The Web can be a dangerous place: According to the latest annual “Internet Security Threat Report” from Symantec (PDF; registration required), sophisticated attacks such as highly targeted spear-phishing are on the rise, and often aimed at small- to medium-sized businesses that may not be able to afford the advanced IT security of enterprises. (Of course, the past few years have demonstrated that not even enterprises are immune from devastating cyberattacks.)
Symantec has seen advanced attackers do everything from building custom attack software inside a victim’s network, to using stolen email accounts to spear-phish multiple people within the same organization, to hiding malicious code inside vendor updates.

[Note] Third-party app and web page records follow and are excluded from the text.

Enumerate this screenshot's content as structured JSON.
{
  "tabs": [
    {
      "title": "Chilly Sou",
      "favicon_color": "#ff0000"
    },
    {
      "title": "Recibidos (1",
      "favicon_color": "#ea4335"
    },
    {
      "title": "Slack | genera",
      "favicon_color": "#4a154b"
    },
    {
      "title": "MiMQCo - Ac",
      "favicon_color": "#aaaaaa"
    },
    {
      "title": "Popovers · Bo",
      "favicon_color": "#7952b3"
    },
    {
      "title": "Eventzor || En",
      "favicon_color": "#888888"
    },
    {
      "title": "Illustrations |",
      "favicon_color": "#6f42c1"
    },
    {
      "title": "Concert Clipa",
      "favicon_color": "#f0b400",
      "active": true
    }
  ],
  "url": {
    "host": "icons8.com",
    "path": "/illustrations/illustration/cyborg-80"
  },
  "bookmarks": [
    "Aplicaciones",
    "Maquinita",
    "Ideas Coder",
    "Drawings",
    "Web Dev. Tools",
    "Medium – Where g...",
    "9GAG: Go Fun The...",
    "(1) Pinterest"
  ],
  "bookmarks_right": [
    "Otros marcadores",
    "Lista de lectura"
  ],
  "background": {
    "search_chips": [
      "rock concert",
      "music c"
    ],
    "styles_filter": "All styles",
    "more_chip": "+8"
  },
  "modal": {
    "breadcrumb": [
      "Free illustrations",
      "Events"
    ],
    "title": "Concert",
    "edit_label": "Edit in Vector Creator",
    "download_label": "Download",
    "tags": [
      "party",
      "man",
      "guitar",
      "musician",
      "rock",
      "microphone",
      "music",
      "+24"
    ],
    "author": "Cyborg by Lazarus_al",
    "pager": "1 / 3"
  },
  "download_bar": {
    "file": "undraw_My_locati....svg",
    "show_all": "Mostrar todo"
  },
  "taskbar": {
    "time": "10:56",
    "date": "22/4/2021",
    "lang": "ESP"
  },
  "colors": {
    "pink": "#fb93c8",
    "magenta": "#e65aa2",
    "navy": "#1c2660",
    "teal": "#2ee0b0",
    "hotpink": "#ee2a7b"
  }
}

“Five out of every six large companies (2,500+ employees) were targeted with spear-phishing attacks in 2014, a 40 percent increase over the previous year,” the report added. “Small- and medium-sized businesses also saw an uptick, with attacks increasing 26 percent and 30 percent, respectively.” Digital extortion, in which the attacker locks down the victim’s system and refuses access until a ransom is paid, rose 45 percent last year. Vulnerabilities such as Heartbleed and ShellShock made big headlines.
While cyberattacks have grown more sophisticated, observing some basic security protocols can lessen the chances of becoming a victim. Even if a small- to medium-sized business can’t hire a small army of tech pros to defend its systems, it can enact policies such as blocking executable files, installing Web-application firewalls, and modifying network access.
For tech pros specializing in security, the rise in cyberattacks will mean no end of business in the near future. According to a 2014 report from Global Knowledge and Penton, the highest-paying certifications include CRISC ($118,253 average annual salary), CISM ($114,844 average salary), and CISA ($112,040 average salary). But with those high salaries and interesting problems will come some significant (and evolving) challenges.